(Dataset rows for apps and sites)
----------

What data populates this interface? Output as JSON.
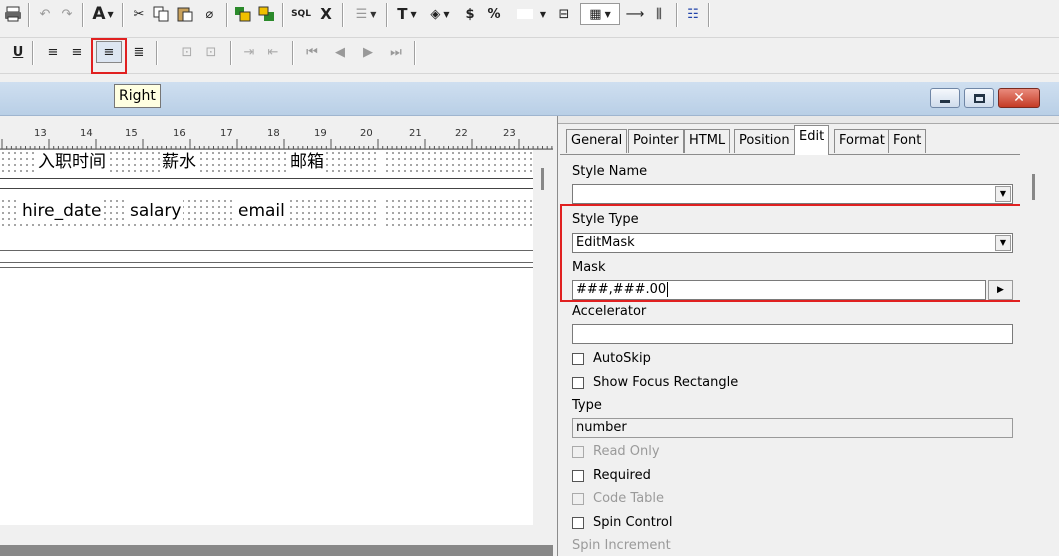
{
  "toolbar1": {
    "icons": [
      "print-icon",
      "undo-icon",
      "redo-icon",
      "font-icon",
      "cut-icon",
      "copy-icon",
      "paste-icon",
      "eraser-icon",
      "bring-to-front-icon",
      "send-to-back-icon",
      "sql-icon",
      "delete-icon",
      "align-icon",
      "text-icon",
      "paint-icon",
      "currency-icon",
      "percent-icon",
      "color-dropdown",
      "border-icon",
      "grid-icon",
      "arrow-icon",
      "columns-icon",
      "layout-icon"
    ],
    "sql_label": "SQL",
    "x_label": "X",
    "currency_label": "$",
    "percent_label": "%"
  },
  "toolbar2": {
    "underline_label": "U",
    "tooltip": "Right"
  },
  "ruler": {
    "labels": [
      "13",
      "14",
      "15",
      "16",
      "17",
      "18",
      "19",
      "20",
      "21",
      "22",
      "23"
    ]
  },
  "report": {
    "headers": [
      "入职时间",
      "薪水",
      "邮箱"
    ],
    "fields": [
      "hire_date",
      "salary",
      "email"
    ]
  },
  "properties": {
    "tabs": [
      "General",
      "Pointer",
      "HTML",
      "Position",
      "Edit",
      "Format",
      "Font"
    ],
    "active_tab": "Edit",
    "style_name_label": "Style Name",
    "style_name_value": "",
    "style_type_label": "Style Type",
    "style_type_value": "EditMask",
    "mask_label": "Mask",
    "mask_value": "###,###.00",
    "accelerator_label": "Accelerator",
    "accelerator_value": "",
    "autoskip_label": "AutoSkip",
    "show_focus_label": "Show Focus Rectangle",
    "type_label": "Type",
    "type_value": "number",
    "read_only_label": "Read Only",
    "required_label": "Required",
    "code_table_label": "Code Table",
    "spin_control_label": "Spin Control",
    "spin_increment_label": "Spin Increment"
  },
  "colors": {
    "highlight": "#e02020",
    "titlebar": "#c4d6eb",
    "close_button": "#d8432f"
  }
}
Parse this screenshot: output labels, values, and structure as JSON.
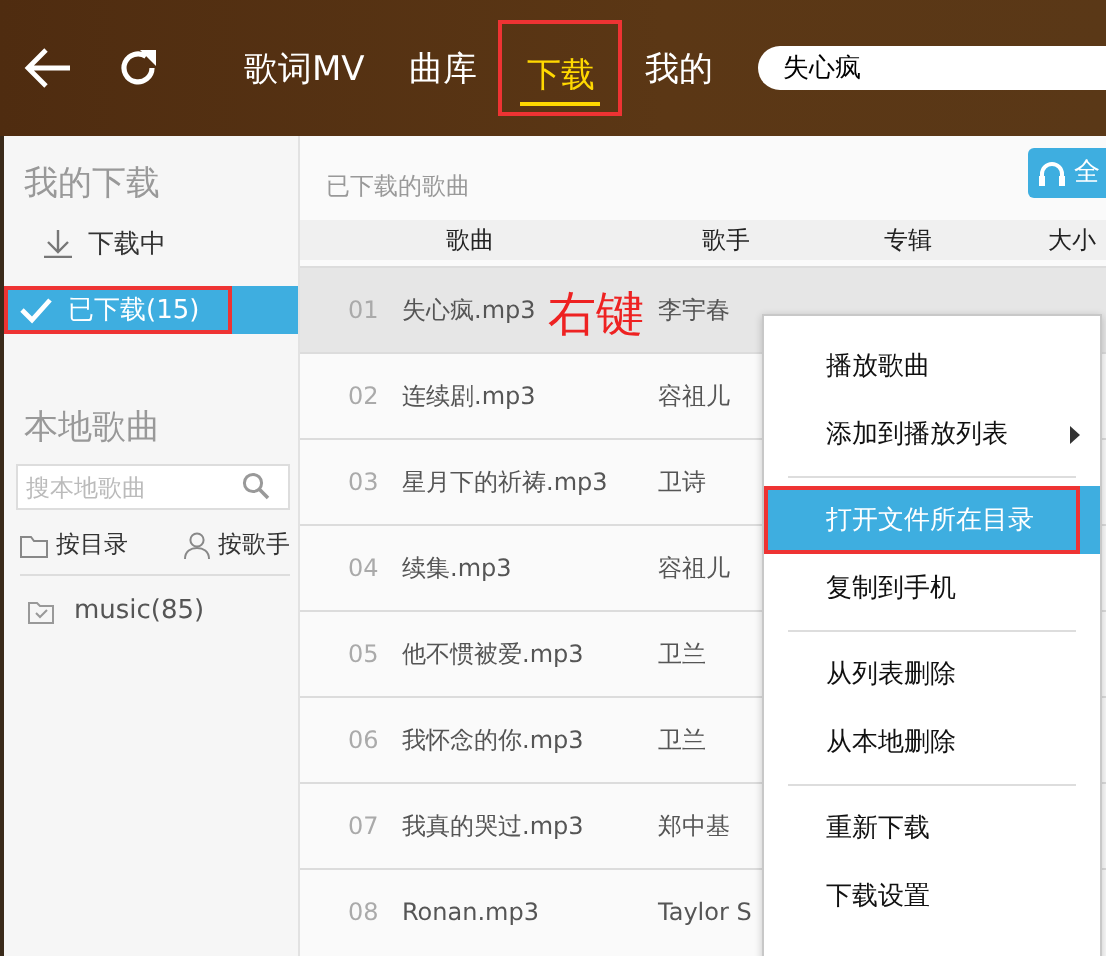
{
  "toolbar": {
    "tabs": [
      {
        "label": "歌词MV",
        "selected": false,
        "annotated": false
      },
      {
        "label": "曲库",
        "selected": false,
        "annotated": false
      },
      {
        "label": "下载",
        "selected": true,
        "annotated": true
      },
      {
        "label": "我的",
        "selected": false,
        "annotated": false
      }
    ],
    "search": {
      "value": "失心疯"
    }
  },
  "sidebar": {
    "download_heading": "我的下载",
    "download_items": [
      {
        "label": "下载中",
        "kind": "downloading",
        "selected": false,
        "annotated": false
      },
      {
        "label": "已下载(15)",
        "kind": "downloaded",
        "selected": true,
        "annotated": true
      }
    ],
    "local_heading": "本地歌曲",
    "search": {
      "placeholder": "搜本地歌曲"
    },
    "filters": [
      {
        "label": "按目录",
        "kind": "folder"
      },
      {
        "label": "按歌手",
        "kind": "person"
      }
    ],
    "folders": [
      {
        "label": "music(85)"
      }
    ]
  },
  "content": {
    "title": "已下载的歌曲",
    "play_all_button": "全",
    "columns": [
      "歌曲",
      "歌手",
      "专辑",
      "大小"
    ],
    "annotation": "右键",
    "rows": [
      {
        "number": "01",
        "song": "失心疯.mp3",
        "artist": "李宇春",
        "selected": true
      },
      {
        "number": "02",
        "song": "连续剧.mp3",
        "artist": "容祖儿",
        "selected": false
      },
      {
        "number": "03",
        "song": "星月下的祈祷.mp3",
        "artist": "卫诗",
        "selected": false
      },
      {
        "number": "04",
        "song": "续集.mp3",
        "artist": "容祖儿",
        "selected": false
      },
      {
        "number": "05",
        "song": "他不惯被爱.mp3",
        "artist": "卫兰",
        "selected": false
      },
      {
        "number": "06",
        "song": "我怀念的你.mp3",
        "artist": "卫兰",
        "selected": false
      },
      {
        "number": "07",
        "song": "我真的哭过.mp3",
        "artist": "郑中基",
        "selected": false
      },
      {
        "number": "08",
        "song": "Ronan.mp3",
        "artist": "Taylor S",
        "selected": false
      }
    ]
  },
  "context_menu": {
    "items": [
      {
        "kind": "item",
        "label": "播放歌曲",
        "selected": false,
        "annotated": false
      },
      {
        "kind": "submenu",
        "label": "添加到播放列表",
        "selected": false,
        "annotated": false
      },
      {
        "kind": "separator"
      },
      {
        "kind": "item",
        "label": "打开文件所在目录",
        "selected": true,
        "annotated": true
      },
      {
        "kind": "item",
        "label": "复制到手机",
        "selected": false,
        "annotated": false
      },
      {
        "kind": "separator"
      },
      {
        "kind": "item",
        "label": "从列表删除",
        "selected": false,
        "annotated": false
      },
      {
        "kind": "item",
        "label": "从本地删除",
        "selected": false,
        "annotated": false
      },
      {
        "kind": "separator"
      },
      {
        "kind": "item",
        "label": "重新下载",
        "selected": false,
        "annotated": false
      },
      {
        "kind": "item",
        "label": "下载设置",
        "selected": false,
        "annotated": false
      }
    ]
  }
}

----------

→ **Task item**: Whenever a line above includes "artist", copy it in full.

→ **Solution for this problem**:
        "artist": "李宇春",
        "artist": "容祖儿",
        "artist": "卫诗",
        "artist": "容祖儿",
        "artist": "卫兰",
        "artist": "卫兰",
        "artist": "郑中基",
        "artist": "Taylor S",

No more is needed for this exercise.